On the other hand, some decrees, such as forbidding imams from reading less than one page of the Koran during each two prostrations, have been welcomed by many. “This could be the one decision the group has got right,” says Yassin, a Sharia student from eastern rural Aleppo. “For many people prayer had been reduced to a form of exercise. It most closely resembled the pecking of a rooster, and this was forbidden by the Prophet, peace be upon him.”

 

These decrees have paved the way for a series of rumors. They have prompted many people to compose stories and fabricate so-called truths that do not really exist. One of these rumors is that ISIS has forbidden Tarawih prayers in certain cities. Another says that traders have been barred from opening their shops before Tarawih prayers are finished. “All of that is untrue; prayer is being performed but with eight prostrations,” says Abu Musa, a man in his 40s from the town of Al-Bab. “Shops have not been closed, except during the usual mandatory prayers. All you have to do to open your shop is perform the Isha prayer.”

 

This year ISIS has handed out books to the mosques for the imam of each one to use in religious lessons given daily during the blessed month of Ramadan following the Asr prayer. The goal, ISIS says, is to spread religious awareness.

This Ramadan, the activity of the Hisbah religious police has increased, especially in the markets. In a number of areas there has been a noticeable presence of the women’s Hisbah. This has reached the level of women’s Hisbah members beating female transgressors in the street. Usually the violation is failure to abide by Sharia-sanctioned dress code. For example, Moroccan Umm Abdurrahman, Women’s Hisbah Emira in Al-Bukamal, beat a woman for not wearing the dara (a loose outer garment covering the entire body.) On the other hand, residents of ISIS-held areas deny the rumors that women have been forbidden from going to markets.

 

In addition to the decrees, the security situation has had an effect on the social situation during Ramadan. Visits have become less frequent, mostly taking place within the very tight confines of immediate family and close friends. Many families have been deprived from seeing their children who have travelled, either to work or to study, and prefer not to return because they fear ISIS might not let them leave again. That goes without mentioning the sons who are members of rebel factions and thus pursued by the group. Another thing that has had a big effect on Ramadan soirées is electricity. Now most people go to bed after Tarawih prayers. “Soirées used to go on until Fajr prayers, especially in the summer,” says Umm Ahmad from rural Aleppo. “We would drink tea and eat sweets with our friends and neighbors.”

 

The economic situation has also had an effect. This year markets have witnessed a sudden spike in the price of all goods. This is due to the depreciation in value the Syrian Pound. Last year, one kilo of sugar cost 110 Syrian Pounds; this year it costs 200. Last year a gallon of cooking oil cost 900 Syrian Pounds; this year it costs 1700.

 

Although they have gone up in price, locally-produced vegetables and other foodstuffs remain cheaper in ISIS-held areas than areas controlled by the rebels and the regime.

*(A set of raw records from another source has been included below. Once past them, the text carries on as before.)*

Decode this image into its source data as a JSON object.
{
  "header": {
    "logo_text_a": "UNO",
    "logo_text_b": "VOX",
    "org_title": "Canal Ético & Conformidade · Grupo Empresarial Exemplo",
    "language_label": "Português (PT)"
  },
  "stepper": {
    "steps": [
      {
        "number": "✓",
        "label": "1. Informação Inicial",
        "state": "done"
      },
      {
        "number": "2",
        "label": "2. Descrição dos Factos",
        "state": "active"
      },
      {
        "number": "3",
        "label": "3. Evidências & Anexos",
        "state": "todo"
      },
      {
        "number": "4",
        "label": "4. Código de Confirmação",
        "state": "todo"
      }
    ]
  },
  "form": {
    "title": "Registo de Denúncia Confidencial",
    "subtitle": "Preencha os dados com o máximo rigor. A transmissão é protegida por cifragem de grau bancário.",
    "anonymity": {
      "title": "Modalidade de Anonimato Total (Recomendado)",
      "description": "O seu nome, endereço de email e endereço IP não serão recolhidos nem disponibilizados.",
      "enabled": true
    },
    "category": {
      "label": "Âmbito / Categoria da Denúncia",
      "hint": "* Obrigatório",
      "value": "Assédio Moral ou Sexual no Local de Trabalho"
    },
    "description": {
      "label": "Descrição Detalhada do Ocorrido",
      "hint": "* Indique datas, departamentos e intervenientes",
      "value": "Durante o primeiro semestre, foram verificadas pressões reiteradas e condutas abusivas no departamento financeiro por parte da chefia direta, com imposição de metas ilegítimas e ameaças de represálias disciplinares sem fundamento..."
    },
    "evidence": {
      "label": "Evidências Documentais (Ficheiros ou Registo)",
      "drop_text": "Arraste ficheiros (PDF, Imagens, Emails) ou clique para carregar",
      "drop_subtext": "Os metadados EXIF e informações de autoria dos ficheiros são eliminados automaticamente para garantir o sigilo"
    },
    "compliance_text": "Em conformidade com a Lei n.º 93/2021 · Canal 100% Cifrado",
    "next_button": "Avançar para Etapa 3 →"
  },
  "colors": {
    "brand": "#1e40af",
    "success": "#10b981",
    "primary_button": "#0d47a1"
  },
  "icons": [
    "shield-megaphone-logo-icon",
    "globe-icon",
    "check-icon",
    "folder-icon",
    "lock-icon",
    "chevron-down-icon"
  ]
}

The reason for this is that low production costs prevail in ISIS-held territory thanks to plentiful water supplies and the low price of fuel. On top of this, supply has outstripped demand, meaning that cucumbers and tomatoes have been sold for an average of 50 Syrian Pounds per kilo, zucchinis for 40 and potatoes for 60.

 

As the days of Ramadan pass, people around the world are looking forward to Eid al-Fitr. Meanwhile, people in Syria are waiting for the festival with lukewarm enthusiasm. No friends will get together for Eid and there will be no joy until stability returns and the killing and displacement stops.

 

This article has been translated from the original Arabic by Ullin Hope.

Syrians have seen the punishment of whipping dealt out to people who break the fast before the appointed time. (photo via ibtimes)

Were we in breach of the noble teachings of the Prophet all those years? Is it really believable that Muslims are wrong and ISIS alone is right?!” Abu Osama, a teacher from rural Aleppo, asks in disgust.